The Speaker of Russia’s Parliament has invited members of the European Parliament to visit Moscow’s gay bars in an attempt to show Russia accepts the LGBT community.

According to Russian news agency RIA Novosti, State Duma Speaker Sergei Naryshkin told a session of the Parliamentary Assembly of the Council of Europe (PACE) on Tuesday: “We have plenty of successful people here who have a non-traditional sexual orientation. They are successful in business, the arts, any creative sphere of activity,” he added: “They have a right to relax and take it easy in Moscow and other cities across Russia.”

Many Russian cities including Moscow have gay clubs where visitors “have a very good time,” he said, stressing he had not been to one himself but heard “eyewitness testimony” to that effect.

“Those who want to get confirmation of that are welcome – I’m inviting them to come to Moscow,” Mr Naryshkin said.

“Sadly, I won’t be able to come to a club with you, but I’ll definitely take care of you.”

The comments can be seen as part of a concerted effort by Russian officials to answer international criticism of the country’s anti-gay laws in the run-up to next year’s Winter Olympics.

The Games are due to be held in the Russian Black Sea resort of Sochi in February.

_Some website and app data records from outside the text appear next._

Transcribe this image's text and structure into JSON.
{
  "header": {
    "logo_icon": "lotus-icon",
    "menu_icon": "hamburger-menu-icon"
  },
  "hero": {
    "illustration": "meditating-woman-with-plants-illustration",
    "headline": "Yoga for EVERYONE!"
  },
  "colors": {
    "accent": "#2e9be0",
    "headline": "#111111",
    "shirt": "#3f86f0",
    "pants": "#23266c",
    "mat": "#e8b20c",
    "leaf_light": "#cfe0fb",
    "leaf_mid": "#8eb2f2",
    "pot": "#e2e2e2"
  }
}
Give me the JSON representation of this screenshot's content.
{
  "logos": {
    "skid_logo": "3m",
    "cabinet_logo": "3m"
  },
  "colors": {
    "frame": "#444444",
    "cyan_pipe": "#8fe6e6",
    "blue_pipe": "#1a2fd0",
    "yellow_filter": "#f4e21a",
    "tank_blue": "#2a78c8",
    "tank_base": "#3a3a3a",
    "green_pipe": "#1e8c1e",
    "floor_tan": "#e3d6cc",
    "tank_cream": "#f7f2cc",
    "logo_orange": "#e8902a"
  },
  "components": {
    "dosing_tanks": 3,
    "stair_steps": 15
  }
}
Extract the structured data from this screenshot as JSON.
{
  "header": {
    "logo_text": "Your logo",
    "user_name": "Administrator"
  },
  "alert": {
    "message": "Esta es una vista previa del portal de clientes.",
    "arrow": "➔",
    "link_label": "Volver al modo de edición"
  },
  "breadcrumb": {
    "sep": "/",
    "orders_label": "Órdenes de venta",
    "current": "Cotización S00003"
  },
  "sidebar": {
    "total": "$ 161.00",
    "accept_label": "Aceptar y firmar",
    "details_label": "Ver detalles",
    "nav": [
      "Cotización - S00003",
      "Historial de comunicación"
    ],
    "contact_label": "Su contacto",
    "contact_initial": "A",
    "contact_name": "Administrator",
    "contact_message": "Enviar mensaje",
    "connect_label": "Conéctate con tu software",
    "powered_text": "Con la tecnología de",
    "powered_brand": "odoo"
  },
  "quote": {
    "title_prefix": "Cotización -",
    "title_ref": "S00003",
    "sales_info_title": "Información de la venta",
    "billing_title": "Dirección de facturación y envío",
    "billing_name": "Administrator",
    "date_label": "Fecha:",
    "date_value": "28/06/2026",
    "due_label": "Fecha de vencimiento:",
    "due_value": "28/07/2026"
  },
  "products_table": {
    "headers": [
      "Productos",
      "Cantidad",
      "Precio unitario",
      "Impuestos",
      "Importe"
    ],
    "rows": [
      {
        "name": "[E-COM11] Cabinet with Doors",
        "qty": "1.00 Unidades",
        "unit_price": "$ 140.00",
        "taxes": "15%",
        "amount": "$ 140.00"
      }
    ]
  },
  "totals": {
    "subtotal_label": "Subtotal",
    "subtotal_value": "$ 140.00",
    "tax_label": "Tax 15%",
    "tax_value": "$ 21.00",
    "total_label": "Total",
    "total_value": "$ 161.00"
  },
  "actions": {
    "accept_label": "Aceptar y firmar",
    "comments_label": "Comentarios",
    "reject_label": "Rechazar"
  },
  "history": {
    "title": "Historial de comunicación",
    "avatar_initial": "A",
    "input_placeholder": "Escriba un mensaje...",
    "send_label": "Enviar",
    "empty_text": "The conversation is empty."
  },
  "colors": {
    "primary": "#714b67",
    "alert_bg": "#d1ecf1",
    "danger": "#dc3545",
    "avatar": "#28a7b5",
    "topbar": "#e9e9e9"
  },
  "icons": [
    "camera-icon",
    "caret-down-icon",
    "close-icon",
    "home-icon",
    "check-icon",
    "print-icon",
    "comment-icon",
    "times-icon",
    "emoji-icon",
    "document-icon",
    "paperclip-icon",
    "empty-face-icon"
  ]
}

A federal bill banning gay “propaganda” was signed into law by Russia’s President Vladimir Putin in June.

It prescribes fines for providing information about homosexuality to people under the age of 18 – ranging from 4,000 roubles (£78) for an individual to 1m roubles (£19,620) for organisations.

Whilst it is true the law does not ban gay bars – campaigners note that there has been an increase in violence and state persecution against LGBT people in Russia following the passing of the legislation.

Pride events remain banned in the capital.

Police in Moscow arrested several LGBT rights activists last week who were protesting outside Russia’s Olympic headquarters in the capital.

Meanwhile, US Olympic skier Bode Miller has slammed Russia’s anti-gay laws as being “absolutely embarrassing”.

On Monday, the five-time Olympic medal winner said: “I think it’s absolutely embarrassing that there are countries and there are people who are that intolerant and that ignorant.”

Last week, the International Olympic Committee (IOC) stated it was satisfied Russia’s anti-gay laws did not threaten the Olympic Charter.

In response, Amnesty International accused the IOC of missing an opportunity to defend LGBT equality in the global sporting arena.